This could be because they also eat large amounts of clay found on the banks of rivers, which is thought to neutralize plant poisons.
The locations of at least 120 known clay licks are known in the Amazon basin, where large flocks of them are found feeding. Some of the more accessible locations have become tourist attractions.
Breeding / Nesting
They reach reproductive maturity when they are about 3 to 4 years old and form monogamous pair bonds that last a lifetime.
Pairs are usually seen together, except when one of them is incubating eggs or brooding / taking care of young chicks. Pairs show affection by feeding and preening each other, and licking each other’s faces.
Nesting usually occurs once every one or two years, and the breeding season varies by their range, rainy seasons and availability of food. Those found in the southern parts of their range usually start breeding in December and those further north may get started in late December to January. If conditions are right, they breed year-round.
These cavity nesters will usually raise their young in the holes of dead or live tall canopy trees (such as broken tree limps) or holes excavated by other birds, including large woodpeckers. Occasionally, they excavate their own cavities in soft snags.
The average clutch size consists of one up to four white, rounded eggs (mostly one or two), Most of the incubation (brooding) of the eggs is undertaken by the female; while the male protects the nest and brings food.
He will assist with the brooding, as needed. The eggs are incubated for 24 – 28 days to hatching. Depending on the age of the chicks, the parents will feed them 4 to 15 times each day.
The younger ones have to be fed more often since their crops are smaller. As the chicks grow larger, their crops can hold more food and the number of feedings each day goes down.
The chicks will fledge (leave the nest) when they are about 97 to 140 days old and are independent about one or two years later. The parents won’t get started on a new brood until their previous young have become independent.
Calls / Vocalizations / Sounds
They emit harsh, loud screeching calls, which are somewhat more drawn out than calls made by the Blue-and-gold Macaws. Their vocalizations include harsh screeches, guttural squawks and growls.
Lifespan / Longevity
They can expect to live 33 to 50 years.
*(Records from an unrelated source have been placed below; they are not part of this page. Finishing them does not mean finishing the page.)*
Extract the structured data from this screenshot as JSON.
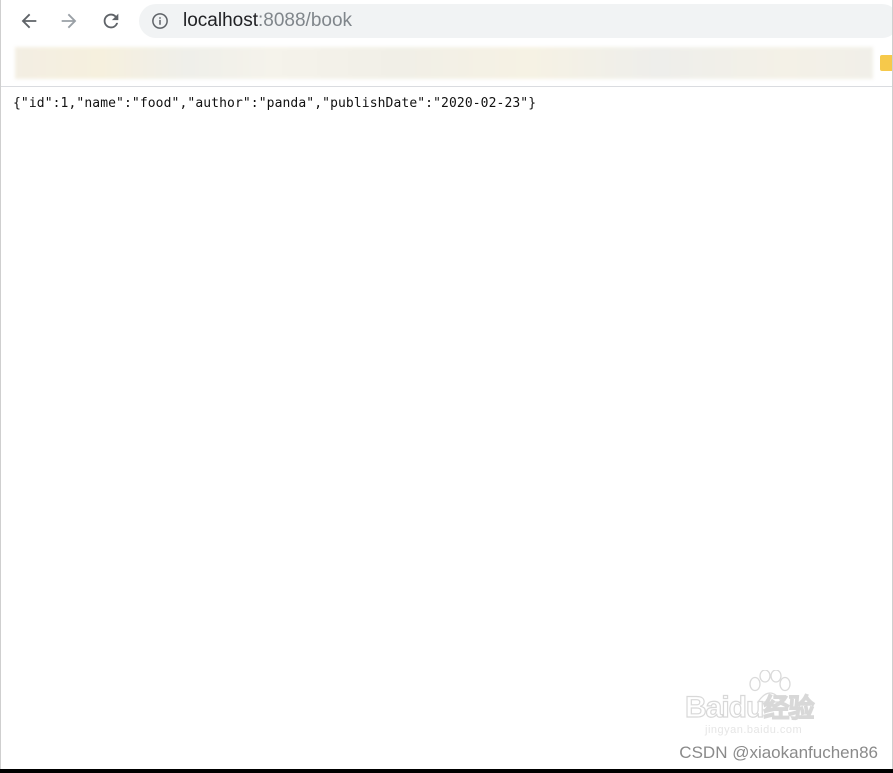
{
  "browser": {
    "url": {
      "host": "localhost",
      "rest": ":8088/book"
    },
    "icons": {
      "back": "arrow-back-icon",
      "forward": "arrow-forward-icon",
      "reload": "reload-icon",
      "site_info": "info-icon",
      "bookmark_folder": "folder-icon"
    }
  },
  "content": {
    "json_text": "{\"id\":1,\"name\":\"food\",\"author\":\"panda\",\"publishDate\":\"2020-02-23\"}"
  },
  "watermarks": {
    "baidu_logo": "Baidu",
    "baidu_brand": "经验",
    "baidu_url": "jingyan.baidu.com",
    "csdn": "CSDN @xiaokanfuchen86"
  },
  "colors": {
    "omnibox_bg": "#f1f3f4",
    "host_text": "#202124",
    "url_rest_text": "#80868b",
    "bookmark_folder": "#f6c94b"
  }
}
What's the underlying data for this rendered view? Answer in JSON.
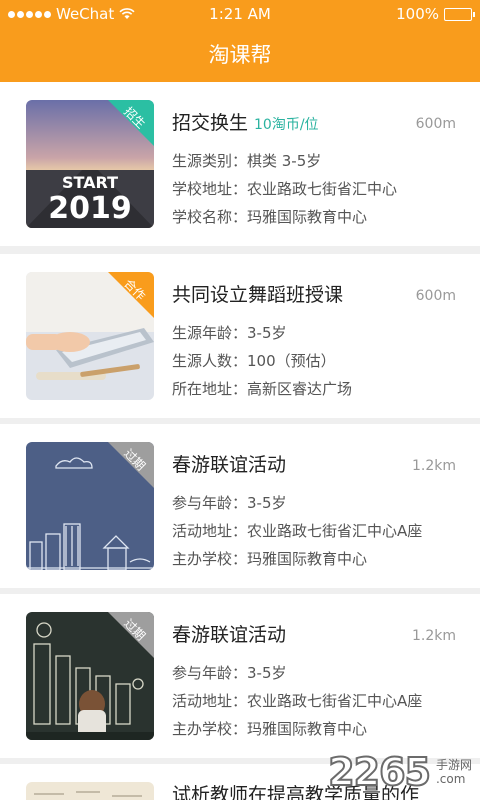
{
  "status_bar": {
    "carrier": "WeChat",
    "time": "1:21 AM",
    "battery": "100%",
    "battery_level": 1.0
  },
  "nav": {
    "title": "淘课帮"
  },
  "items": [
    {
      "title": "招交换生",
      "price": "10淘币/位",
      "distance": "600m",
      "tag": "招生",
      "tag_color": "#2bbfa3",
      "lines": [
        "生源类别：棋类 3-5岁",
        "学校地址：农业路政七街省汇中心",
        "学校名称：玛雅国际教育中心"
      ],
      "image_text": "START 2019"
    },
    {
      "title": "共同设立舞蹈班授课",
      "distance": "600m",
      "tag": "合作",
      "tag_color": "#f99c1c",
      "lines": [
        "生源年龄：3-5岁",
        "生源人数：100（预估）",
        "所在地址：高新区睿达广场"
      ]
    },
    {
      "title": "春游联谊活动",
      "distance": "1.2km",
      "tag": "过期",
      "tag_color": "#9e9e9e",
      "lines": [
        "参与年龄：3-5岁",
        "活动地址：农业路政七街省汇中心A座",
        "主办学校：玛雅国际教育中心"
      ]
    },
    {
      "title": "春游联谊活动",
      "distance": "1.2km",
      "tag": "过期",
      "tag_color": "#9e9e9e",
      "lines": [
        "参与年龄：3-5岁",
        "活动地址：农业路政七街省汇中心A座",
        "主办学校：玛雅国际教育中心"
      ]
    },
    {
      "title": "试析教师在提高教学质量的作"
    }
  ],
  "watermark": {
    "number": "2265",
    "suffix": ".com",
    "label": "手游网"
  },
  "colors": {
    "accent": "#f99c1c",
    "price": "#2bb3a0"
  }
}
Captive birds that received quality care have lived to the ripe, old age of 80.
Their shorter lifespan in the wild is mostly due to predation of the young (mostly), nesting or vulnerable adults by monkeys, toucans, snakes, and other large mammals.
They reach reproductive maturity when they are about 3 to 4 years old.